“[I]‘m so exhausted chasing down invoices … this week was particularly bad,” Samantha Marie Nock, a Cree-Metis writer, tweeted on May 14.
That week, Nock was waiting for an invoice from the AMS. A month earlier, she had facilitated a poetry workshop for the UBC Climate Hub’s Climate Creative Workshop series.
Following the event, Nock had received a document from the AMS outlining her terms of payment: a $300 honorarium would be e-Transferred within three days. But, one month later, she still had not been paid.
“[H]ello @AMS_UBC can you please explain to me why my payment for being an Indigenous facilitator for a workshop hosted by one of your student groups is a month negligent at this point?” she wrote in another tweet from May 14.
The AMS saw Nock’s tweet. After exchanging emails with President Cole Evans and members of the VP Finance office, she was told that her payment would be sent by May 19.
Nock received the honorarium on May 19 as scheduled, but was left frustrated by the slow payment processing time.
“This payment was groceries and paying my phonebill. Slow payment to Indigenous artists means no money in our pockets, that we need to survive off of,” she wrote in a statement to The Ubyssey.
Nock doesn’t blame the student from UBC Climate Hub who originally invited her to lead the workshop — that same student offered to pay Nock from their own bank account — but rather, she blames the AMS.
“[They’re] literally impacting people’s ability to eat and access basic human needs while making a steady salary at a giant institution, why don’t [they] care?”
In a statement sent to The Ubyssey, VP Finance Mary Gan wrote that the AMS regrets that Nock had to wait over a month to get paid. She pointed to the high volume of internal and external reimbursement requests as the cause, but said that the AMS is actively working to address the issue.
“The AMS has been working for the past 12 months on transitioning to a cloud-based accounting system which should see efficiency be improved. This system implementation is scheduled to be completed in Fall 2021,” the statement read.
Gan also wrote that the AMS remains committed to supporting the labour of Indigenous and other marginalized communities.
‘One part of a much larger problem’
Nock said that her experience with the AMS was not an isolated incident.
“The AMS is only one part of a much larger problem of large institutions not respecting the time and labour of Black and Indigenous artists and knowledge keepers,” she said. “I have been contacted by more than a dozen Indigenous people who are currently dealing with late or slow payment from either UBC or the AMS.”
According to Nock, the AMS and UBC’s finance systems are “a hindrance to actually working with Indigenous communities.” Part of the problem is that these organizations ask non-staff contractors for personal information like SIN and direct deposit numbers when processing payments, which Indigenous people may not be comfortable sharing.

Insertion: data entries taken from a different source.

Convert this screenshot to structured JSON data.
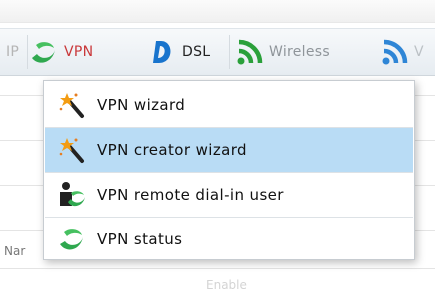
{
  "nav": {
    "tabs": [
      {
        "label": "IP",
        "state": "inactive"
      },
      {
        "label": "VPN",
        "state": "active"
      },
      {
        "label": "DSL",
        "state": "inactive"
      },
      {
        "label": "Wireless",
        "state": "inactive"
      },
      {
        "label": "V",
        "state": "inactive"
      }
    ]
  },
  "vpn_menu": {
    "items": [
      {
        "label": "VPN wizard",
        "icon": "magic-wand-icon"
      },
      {
        "label": "VPN creator wizard",
        "icon": "magic-wand-icon",
        "selected": true
      },
      {
        "label": "VPN remote dial-in user",
        "icon": "user-vpn-icon"
      },
      {
        "label": "VPN status",
        "icon": "vpn-icon"
      }
    ]
  },
  "background": {
    "column_fragment": "Nar",
    "faded_text": "Enable"
  },
  "colors": {
    "vpn_green": "#2fa84f",
    "dsl_blue": "#1874cd",
    "wireless_green": "#2aa03a",
    "selected_row": "#b9dcf5",
    "active_tab_text": "#c9383a"
  }
}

“Historically Indigenous communities have been mistreated by the institution (re: unethical research practices, land theft, etc) so there is not a lot of trust,” she said.
Nock also criticized the university’s Indigenous Action Plan for failing to address this bureaucratic obstacle.
“I think this really points to institutions creating policy and lip service, but never actually getting to the core of why [they're] alienating to Indigenous people: they run on systems built by colonialism that they are unwilling to change at their core.”
Matthew Ramsey, director of university affairs at UBC Media Relations, acknowledged Nock’s frustration with slow payment times in a written statement to The Ubyssey, but said that UBC needs information like SIN for taxation purposes.
Ramsey wrote that the university’s Indigenous Research Support Initiative (IRSI) has been working to make the finance system more accommodating to Indigenous people.
“IRSI and VP Finance are nearing the completion of a set of Indigenous Finance Guidelines that will go a long way to resolving the issues,” he said.
He also thanked the Indigenous contractors, advisors, Elders and community members who have contributed to this effort.
The privilege of knowledge and a voice
After finally receiving her honorarium, Nock sent the AMS an email with recommendations as to how to make the student society more welcoming to Indigenous people.
Nock suggested that the AMS hire an Indigenous consulting firm to direct policy changes, participate in a de-colonial practices workshop, publish a statement of accountability to Indigenous people on their website and settle any outstanding payments to BIPOC artists and contractors.
“To not do this work is to continue working within white supremacy and colonialism, you are no better than the systems of which you refuse to dismantle,” her email continues.
Nock emphasized to The Ubyssey that she had the privilege of pre-existing knowledge of the AMS and UBC’s finance systems as an alumni and former staff member.
“I am comfortable and confident navigating these waters … I have institutional knowledge and privilege and I want to use it to make sure people are respected and get paid,” she wrote.
She also said that she would likely still be waiting to get paid had it not been for her social media presence.
“I am privileged in many senses, but one of them is that I do have a larger platform on social media and I was able to get attention with this,” she said.
“I’m really taking this extra far because I am not the only one that is awaiting payment, other artists are too.”
This article has been updated to say that Nock and the AMS had exchanged emails around her late payment. A previous version had said that the parties had met over the matter.